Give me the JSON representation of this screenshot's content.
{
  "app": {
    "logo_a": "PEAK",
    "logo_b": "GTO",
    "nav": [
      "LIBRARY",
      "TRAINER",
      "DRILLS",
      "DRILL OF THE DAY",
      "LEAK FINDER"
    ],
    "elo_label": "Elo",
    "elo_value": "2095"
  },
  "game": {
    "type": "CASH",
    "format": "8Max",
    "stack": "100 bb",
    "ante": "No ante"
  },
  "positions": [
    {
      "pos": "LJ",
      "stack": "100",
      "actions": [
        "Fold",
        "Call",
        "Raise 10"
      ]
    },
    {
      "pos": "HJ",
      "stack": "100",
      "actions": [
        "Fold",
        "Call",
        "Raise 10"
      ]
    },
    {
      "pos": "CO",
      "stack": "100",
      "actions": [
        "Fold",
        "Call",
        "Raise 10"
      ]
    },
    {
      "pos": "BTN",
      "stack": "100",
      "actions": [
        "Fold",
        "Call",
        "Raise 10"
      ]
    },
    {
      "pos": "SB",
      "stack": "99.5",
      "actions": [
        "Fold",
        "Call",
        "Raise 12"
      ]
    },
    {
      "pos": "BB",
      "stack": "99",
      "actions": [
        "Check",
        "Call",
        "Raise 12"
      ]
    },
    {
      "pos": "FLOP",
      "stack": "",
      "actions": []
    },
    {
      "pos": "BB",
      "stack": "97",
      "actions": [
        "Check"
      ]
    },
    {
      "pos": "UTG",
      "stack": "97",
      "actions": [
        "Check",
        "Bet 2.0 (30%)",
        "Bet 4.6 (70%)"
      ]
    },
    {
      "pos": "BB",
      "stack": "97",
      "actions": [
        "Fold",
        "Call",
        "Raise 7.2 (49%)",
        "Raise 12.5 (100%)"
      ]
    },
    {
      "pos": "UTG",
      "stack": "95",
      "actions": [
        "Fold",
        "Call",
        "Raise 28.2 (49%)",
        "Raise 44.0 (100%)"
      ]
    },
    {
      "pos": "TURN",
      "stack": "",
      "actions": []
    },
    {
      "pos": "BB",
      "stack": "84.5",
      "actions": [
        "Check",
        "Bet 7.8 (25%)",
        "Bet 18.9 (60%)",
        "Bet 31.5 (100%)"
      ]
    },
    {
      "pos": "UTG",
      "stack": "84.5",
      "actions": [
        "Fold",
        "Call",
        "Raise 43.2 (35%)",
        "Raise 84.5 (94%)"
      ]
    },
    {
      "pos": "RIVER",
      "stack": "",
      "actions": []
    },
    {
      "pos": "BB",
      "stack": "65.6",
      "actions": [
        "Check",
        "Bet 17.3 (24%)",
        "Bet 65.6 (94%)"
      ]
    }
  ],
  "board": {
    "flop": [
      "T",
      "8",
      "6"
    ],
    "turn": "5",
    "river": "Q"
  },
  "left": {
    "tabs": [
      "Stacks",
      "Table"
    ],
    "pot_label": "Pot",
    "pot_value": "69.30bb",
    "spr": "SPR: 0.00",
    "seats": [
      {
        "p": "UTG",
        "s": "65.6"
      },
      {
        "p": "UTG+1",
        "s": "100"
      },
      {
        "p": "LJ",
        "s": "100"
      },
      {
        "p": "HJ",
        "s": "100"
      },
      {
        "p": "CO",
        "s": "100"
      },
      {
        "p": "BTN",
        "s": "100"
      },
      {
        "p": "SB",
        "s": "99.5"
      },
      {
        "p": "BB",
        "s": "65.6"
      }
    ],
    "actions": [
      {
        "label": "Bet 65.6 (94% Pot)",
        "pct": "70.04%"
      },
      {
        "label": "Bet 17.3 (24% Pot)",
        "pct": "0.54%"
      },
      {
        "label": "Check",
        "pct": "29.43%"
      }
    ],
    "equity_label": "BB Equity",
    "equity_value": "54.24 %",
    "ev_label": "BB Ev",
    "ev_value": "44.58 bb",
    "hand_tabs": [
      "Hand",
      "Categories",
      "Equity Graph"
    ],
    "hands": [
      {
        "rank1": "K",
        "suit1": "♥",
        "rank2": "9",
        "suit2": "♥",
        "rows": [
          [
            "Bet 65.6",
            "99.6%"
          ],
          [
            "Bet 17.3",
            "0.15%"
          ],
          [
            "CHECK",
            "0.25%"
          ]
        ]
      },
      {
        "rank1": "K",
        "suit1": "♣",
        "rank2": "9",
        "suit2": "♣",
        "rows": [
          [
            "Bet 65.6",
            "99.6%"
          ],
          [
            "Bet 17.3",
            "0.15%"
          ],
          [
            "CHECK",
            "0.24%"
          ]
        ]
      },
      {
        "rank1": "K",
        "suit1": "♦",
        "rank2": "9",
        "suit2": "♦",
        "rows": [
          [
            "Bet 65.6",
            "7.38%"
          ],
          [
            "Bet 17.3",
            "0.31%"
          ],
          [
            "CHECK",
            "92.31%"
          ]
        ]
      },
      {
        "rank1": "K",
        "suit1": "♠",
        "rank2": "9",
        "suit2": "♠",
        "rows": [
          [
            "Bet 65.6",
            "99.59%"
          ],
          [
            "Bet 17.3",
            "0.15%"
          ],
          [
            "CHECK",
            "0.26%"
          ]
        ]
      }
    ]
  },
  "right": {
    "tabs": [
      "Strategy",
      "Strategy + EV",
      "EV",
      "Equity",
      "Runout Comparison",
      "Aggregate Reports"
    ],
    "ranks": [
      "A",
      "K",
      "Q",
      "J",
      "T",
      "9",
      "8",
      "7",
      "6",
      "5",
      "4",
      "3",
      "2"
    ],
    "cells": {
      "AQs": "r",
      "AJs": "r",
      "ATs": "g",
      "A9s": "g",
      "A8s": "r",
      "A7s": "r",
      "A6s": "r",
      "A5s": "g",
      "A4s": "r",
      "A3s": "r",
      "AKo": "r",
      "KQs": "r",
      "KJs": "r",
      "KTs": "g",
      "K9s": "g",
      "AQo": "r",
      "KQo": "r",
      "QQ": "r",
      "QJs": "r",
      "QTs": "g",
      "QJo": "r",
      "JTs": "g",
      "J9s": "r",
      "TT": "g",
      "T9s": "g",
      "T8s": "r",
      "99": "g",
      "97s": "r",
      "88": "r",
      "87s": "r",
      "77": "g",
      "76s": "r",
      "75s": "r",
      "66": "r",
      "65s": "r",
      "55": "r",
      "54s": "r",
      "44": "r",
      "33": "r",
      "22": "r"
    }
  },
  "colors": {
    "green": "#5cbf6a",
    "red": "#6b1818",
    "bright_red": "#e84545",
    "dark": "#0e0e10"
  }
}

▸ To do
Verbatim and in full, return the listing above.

▸ Result for this exercise
Give me the JSON representation of this screenshot's content.
{
  "app": {
    "logo_a": "PEAK",
    "logo_b": "GTO",
    "nav": [
      "LIBRARY",
      "TRAINER",
      "DRILLS",
      "DRILL OF THE DAY",
      "LEAK FINDER"
    ],
    "elo_label": "Elo",
    "elo_value": "2095"
  },
  "game": {
    "type": "CASH",
    "format": "8Max",
    "stack": "100 bb",
    "ante": "No ante"
  },
  "positions": [
    {
      "pos": "LJ",
      "stack": "100",
      "actions": [
        "Fold",
        "Call",
        "Raise 10"
      ]
    },
    {
      "pos": "HJ",
      "stack": "100",
      "actions": [
        "Fold",
        "Call",
        "Raise 10"
      ]
    },
    {
      "pos": "CO",
      "stack": "100",
      "actions": [
        "Fold",
        "Call",
        "Raise 10"
      ]
    },
    {
      "pos": "BTN",
      "stack": "100",
      "actions": [
        "Fold",
        "Call",
        "Raise 10"
      ]
    },
    {
      "pos": "SB",
      "stack": "99.5",
      "actions": [
        "Fold",
        "Call",
        "Raise 12"
      ]
    },
    {
      "pos": "BB",
      "stack": "99",
      "actions": [
        "Check",
        "Call",
        "Raise 12"
      ]
    },
    {
      "pos": "FLOP",
      "stack": "",
      "actions": []
    },
    {
      "pos": "BB",
      "stack": "97",
      "actions": [
        "Check"
      ]
    },
    {
      "pos": "UTG",
      "stack": "97",
      "actions": [
        "Check",
        "Bet 2.0 (30%)",
        "Bet 4.6 (70%)"
      ]
    },
    {
      "pos": "BB",
      "stack": "97",
      "actions": [
        "Fold",
        "Call",
        "Raise 7.2 (49%)",
        "Raise 12.5 (100%)"
      ]
    },
    {
      "pos": "UTG",
      "stack": "95",
      "actions": [
        "Fold",
        "Call",
        "Raise 28.2 (49%)",
        "Raise 44.0 (100%)"
      ]
    },
    {
      "pos": "TURN",
      "stack": "",
      "actions": []
    },
    {
      "pos": "BB",
      "stack": "84.5",
      "actions": [
        "Check",
        "Bet 7.8 (25%)",
        "Bet 18.9 (60%)",
        "Bet 31.5 (100%)"
      ]
    },
    {
      "pos": "UTG",
      "stack": "84.5",
      "actions": [
        "Fold",
        "Call",
        "Raise 43.2 (35%)",
        "Raise 84.5 (94%)"
      ]
    },
    {
      "pos": "RIVER",
      "stack": "",
      "actions": []
    },
    {
      "pos": "BB",
      "stack": "65.6",
      "actions": [
        "Check",
        "Bet 17.3 (24%)",
        "Bet 65.6 (94%)"
      ]
    }
  ],
  "board": {
    "flop": [
      "T",
      "8",
      "6"
    ],
    "turn": "5",
    "river": "Q"
  },
  "left": {
    "tabs": [
      "Stacks",
      "Table"
    ],
    "pot_label": "Pot",
    "pot_value": "69.30bb",
    "spr": "SPR: 0.00",
    "seats": [
      {
        "p": "UTG",
        "s": "65.6"
      },
      {
        "p": "UTG+1",
        "s": "100"
      },
      {
        "p": "LJ",
        "s": "100"
      },
      {
        "p": "HJ",
        "s": "100"
      },
      {
        "p": "CO",
        "s": "100"
      },
      {
        "p": "BTN",
        "s": "100"
      },
      {
        "p": "SB",
        "s": "99.5"
      },
      {
        "p": "BB",
        "s": "65.6"
      }
    ],
    "actions": [
      {
        "label": "Bet 65.6 (94% Pot)",
        "pct": "70.04%"
      },
      {
        "label": "Bet 17.3 (24% Pot)",
        "pct": "0.54%"
      },
      {
        "label": "Check",
        "pct": "29.43%"
      }
    ],
    "equity_label": "BB Equity",
    "equity_value": "54.24 %",
    "ev_label": "BB Ev",
    "ev_value": "44.58 bb",
    "hand_tabs": [
      "Hand",
      "Categories",
      "Equity Graph"
    ],
    "hands": [
      {
        "rank1": "K",
        "suit1": "♥",
        "rank2": "9",
        "suit2": "♥",
        "rows": [
          [
            "Bet 65.6",
            "99.6%"
          ],
          [
            "Bet 17.3",
            "0.15%"
          ],
          [
            "CHECK",
            "0.25%"
          ]
        ]
      },
      {
        "rank1": "K",
        "suit1": "♣",
        "rank2": "9",
        "suit2": "♣",
        "rows": [
          [
            "Bet 65.6",
            "99.6%"
          ],
          [
            "Bet 17.3",
            "0.15%"
          ],
          [
            "CHECK",
            "0.24%"
          ]
        ]
      },
      {
        "rank1": "K",
        "suit1": "♦",
        "rank2": "9",
        "suit2": "♦",
        "rows": [
          [
            "Bet 65.6",
            "7.38%"
          ],
          [
            "Bet 17.3",
            "0.31%"
          ],
          [
            "CHECK",
            "92.31%"
          ]
        ]
      },
      {
        "rank1": "K",
        "suit1": "♠",
        "rank2": "9",
        "suit2": "♠",
        "rows": [
          [
            "Bet 65.6",
            "99.59%"
          ],
          [
            "Bet 17.3",
            "0.15%"
          ],
          [
            "CHECK",
            "0.26%"
          ]
        ]
      }
    ]
  },
  "right": {
    "tabs": [
      "Strategy",
      "Strategy + EV",
      "EV",
      "Equity",
      "Runout Comparison",
      "Aggregate Reports"
    ],
    "ranks": [
      "A",
      "K",
      "Q",
      "J",
      "T",
      "9",
      "8",
      "7",
      "6",
      "5",
      "4",
      "3",
      "2"
    ],
    "cells": {
      "AQs": "r",
      "AJs": "r",
      "ATs": "g",
      "A9s": "g",
      "A8s": "r",
      "A7s": "r",
      "A6s": "r",
      "A5s": "g",
      "A4s": "r",
      "A3s": "r",
      "AKo": "r",
      "KQs": "r",
      "KJs": "r",
      "KTs": "g",
      "K9s": "g",
      "AQo": "r",
      "KQo": "r",
      "QQ": "r",
      "QJs": "r",
      "QTs": "g",
      "QJo": "r",
      "JTs": "g",
      "J9s": "r",
      "TT": "g",
      "T9s": "g",
      "T8s": "r",
      "99": "g",
      "97s": "r",
      "88": "r",
      "87s": "r",
      "77": "g",
      "76s": "r",
      "75s": "r",
      "66": "r",
      "65s": "r",
      "55": "r",
      "54s": "r",
      "44": "r",
      "33": "r",
      "22": "r"
    }
  },
  "colors": {
    "green": "#5cbf6a",
    "red": "#6b1818",
    "bright_red": "#e84545",
    "dark": "#0e0e10"
  }
}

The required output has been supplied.